Every year on Gotland, archaeologists find new medieval treasures in the
ground. On the biggest island in the Baltic the inhabitants have their own
language and a long exciting history. Gotlanders were successful traders,
they sailed on viking routes and brought home fantastic treasures from
The picture stones raised on Gotland are unique. One of the biggest was cut
in the parish of Ardre, in the south eastern part of the island about 750
AD. The stone is taller than the tallest man. It is decorated with ships
and horses and in the middle of the stone there is a smithy with tongs and
hammers. A woman turns away from a mighty eagle.

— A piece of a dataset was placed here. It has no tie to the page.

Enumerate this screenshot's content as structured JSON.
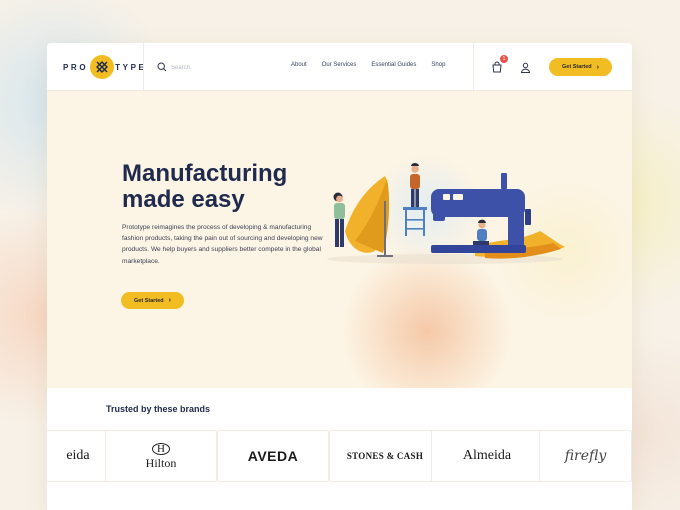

Volund forged himself eagle wings, Volund, the most skilful smith the tales
know about. The story about the master smith is one of the oldest songs in

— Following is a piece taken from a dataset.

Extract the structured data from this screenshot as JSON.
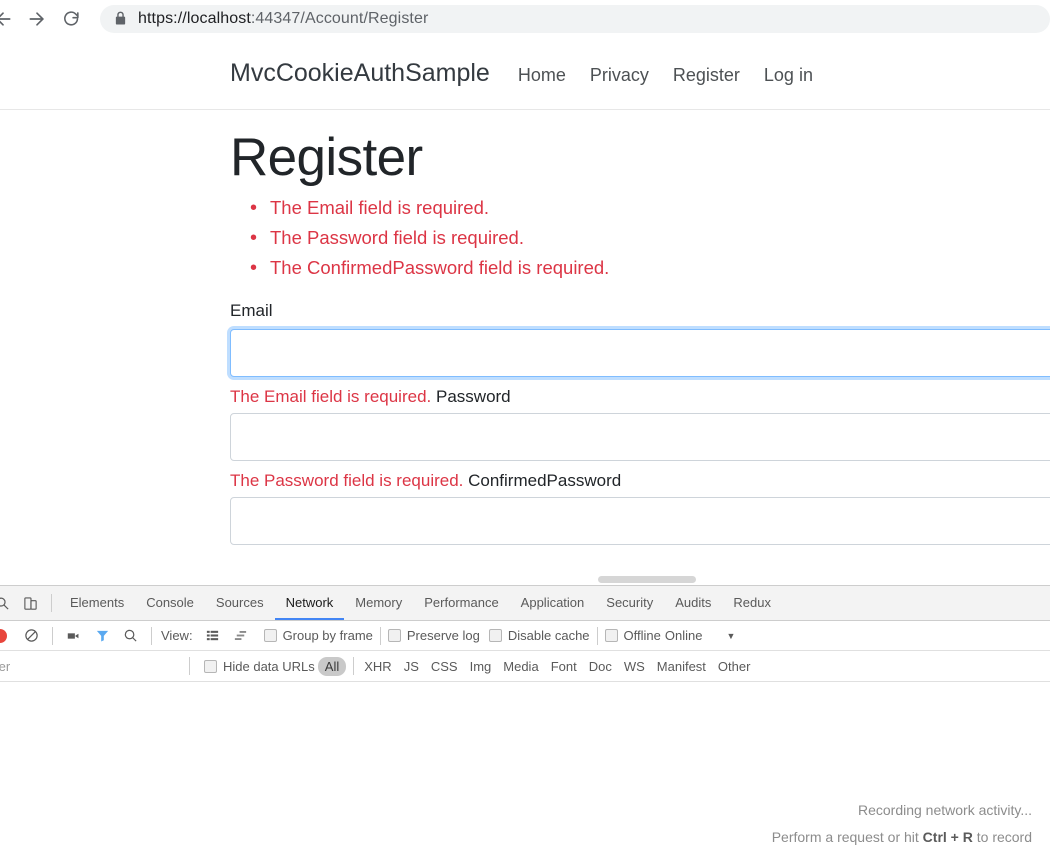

the Icelandic Edda. There we are told how Volund and his brothers built a
house in the Valley of Ulv. Life was good until their women left. His
brothers searched for their women but Volund stayed at home alone. He
forged rings of red gold, and the most powerful sword in the world. The
fate of the sword was predestined - when Ragnarök, Doomsday, came, Volund´s
sword would send fire over the world.
King Nidad saw Volund´s treasures, he stole them and captured Volund. To
prevent him from escaping the tendons of his knees were cut. Volund avenged
himself and then took to the sky with his eagle wings. He found his woman
but she was desired by the gods. The fight for her was his last one. The
song about Volund ends when the god Thor himself kills Volund and hurls his
eye up in the sky. There it is, looking down on us as an ever glowing star.
In the Edda, Volund is placed in Svithjod, in Sweden. Maybe on Gotland? The
inhabitants of Gotland of ancient times were skilful smiths and the art of
forging was highly valued. The oldest picture of the art of forging is cut
in the stone which stood in Ardre for hundreds of years. But when
Christianity gained ground people trampled on the old Aesir beliefs. When
the church in Ardre was remonted in the year 1900 ten runestones and
picturestones were found under the wooden floor. This one, the Great Ardre
Stone was the mightiest and oldest one. Today you can find it in the Museum
of National Antiquities in Stockholm.
1250 years after it was cut, we have let the stone inspire us to create this
Gotlandic folk music production about Volund. The story contains everything
in human life and makes us consider the smallness of man. The story
concerns us all and the faith of Volund continues to fascinate people as it
has for over a thousand years in our part of the world.